With poll results like this, it should already be over in Toronto for Premier Kathleen Wynne and her Liberal Party, just nine months out before election day in June 2018. Imagine any other candidate or party where only 25% of the electorate felt that the incumbent government deserves to be re-elected and that only 11% would absolutely cast their vote for the Leader and her Party.
It’s a rare thing to see a political party and its leader so far down in the polls and still have oxygen its lungs. But it does, for one reason: elections are about choices.
And if there’s a glimmer of hope and optimism for Premier Kathleen Wynne and her Liberal Party in Toronto it must be with the fact that Patrick Brown and his Conservative Party along with Andrea Horwath and her New Democratic Party have yet to come out on the battlefield.
The Ontario liberal party has completely outflanked the NDP and occupy the near and the far left of the political spectrum. And as for the Conservatives, the Liberals have run campaigns over the last decade and a half where it looked like they were on the ropes and then snatched
victory from the mouth of defeat as the Conservative leader, each time, led the implosion of his party with a self-inflicted position.
In fact, in the last provincial election, the Liberal leaning Toronto looked like it would not deliver but in the voting booth roughly 4% or so who started to mark their ballot for the NDP changed it to the Liberals to fend off a potential Conservative victory. In this upcoming election there might be a similar phenomenon.
The poll deliberately didn’t ask the vote horserace question. After all, with nine months to go with sentiment the way it is it would be very revealing of the potential political landscape. So with the poll tried to determine is how committed Torontonians are to tossing out Premier
Wynne and her Liberal government.
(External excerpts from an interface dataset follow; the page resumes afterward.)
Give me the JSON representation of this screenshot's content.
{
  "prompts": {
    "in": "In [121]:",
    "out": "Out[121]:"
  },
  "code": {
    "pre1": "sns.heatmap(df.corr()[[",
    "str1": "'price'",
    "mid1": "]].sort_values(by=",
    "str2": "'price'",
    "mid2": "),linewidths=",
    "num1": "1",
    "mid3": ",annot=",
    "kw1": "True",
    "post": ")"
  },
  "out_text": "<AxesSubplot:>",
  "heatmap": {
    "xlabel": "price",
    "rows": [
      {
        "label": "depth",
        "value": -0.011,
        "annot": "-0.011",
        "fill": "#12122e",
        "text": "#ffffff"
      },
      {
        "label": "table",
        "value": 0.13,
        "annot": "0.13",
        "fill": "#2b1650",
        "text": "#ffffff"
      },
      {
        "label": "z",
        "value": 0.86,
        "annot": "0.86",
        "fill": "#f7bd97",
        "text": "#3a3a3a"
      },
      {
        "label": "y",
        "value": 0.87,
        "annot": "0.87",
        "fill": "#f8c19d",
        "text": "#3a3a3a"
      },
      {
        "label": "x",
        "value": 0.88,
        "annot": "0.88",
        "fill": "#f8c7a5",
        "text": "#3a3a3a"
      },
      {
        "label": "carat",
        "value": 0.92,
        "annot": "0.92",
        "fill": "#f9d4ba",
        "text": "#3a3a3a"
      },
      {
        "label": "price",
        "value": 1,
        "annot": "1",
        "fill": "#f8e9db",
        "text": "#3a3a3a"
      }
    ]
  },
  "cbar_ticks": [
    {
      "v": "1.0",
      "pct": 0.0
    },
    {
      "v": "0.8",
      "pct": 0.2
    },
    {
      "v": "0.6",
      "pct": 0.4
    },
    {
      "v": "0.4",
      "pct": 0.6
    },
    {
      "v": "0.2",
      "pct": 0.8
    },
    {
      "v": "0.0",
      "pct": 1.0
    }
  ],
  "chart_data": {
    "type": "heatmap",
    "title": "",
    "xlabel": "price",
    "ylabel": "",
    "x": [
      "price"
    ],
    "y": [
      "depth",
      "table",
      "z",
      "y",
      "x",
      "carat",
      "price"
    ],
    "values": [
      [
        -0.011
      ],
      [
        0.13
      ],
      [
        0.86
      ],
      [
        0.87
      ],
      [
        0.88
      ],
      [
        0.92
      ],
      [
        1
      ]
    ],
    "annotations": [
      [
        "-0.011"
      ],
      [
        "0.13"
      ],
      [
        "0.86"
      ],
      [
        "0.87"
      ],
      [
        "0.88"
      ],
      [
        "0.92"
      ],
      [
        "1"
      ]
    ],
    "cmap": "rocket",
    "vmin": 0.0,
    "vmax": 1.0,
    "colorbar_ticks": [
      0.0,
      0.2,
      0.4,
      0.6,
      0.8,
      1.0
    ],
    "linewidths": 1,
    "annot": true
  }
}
The findings are fascinating because it suggests that in the absence of the “real campaign” voters are taking a wait-and-see approach, waiting for the protagonists to emerge and to make their assessment for the ballot box.
The poll shows that despite a huge negative view on the remainder of her tenure, there are 45% of Torontonians who are still open to voting for the Liberal Party and Premier Kathleen Wynne depending upon what the campaign brings.
And so, as politics should be, it will likely be about making hard choices, and it may not be known for some time how the wind will likely blow on election day.
CEO – DART Insight
DART Insight and Communications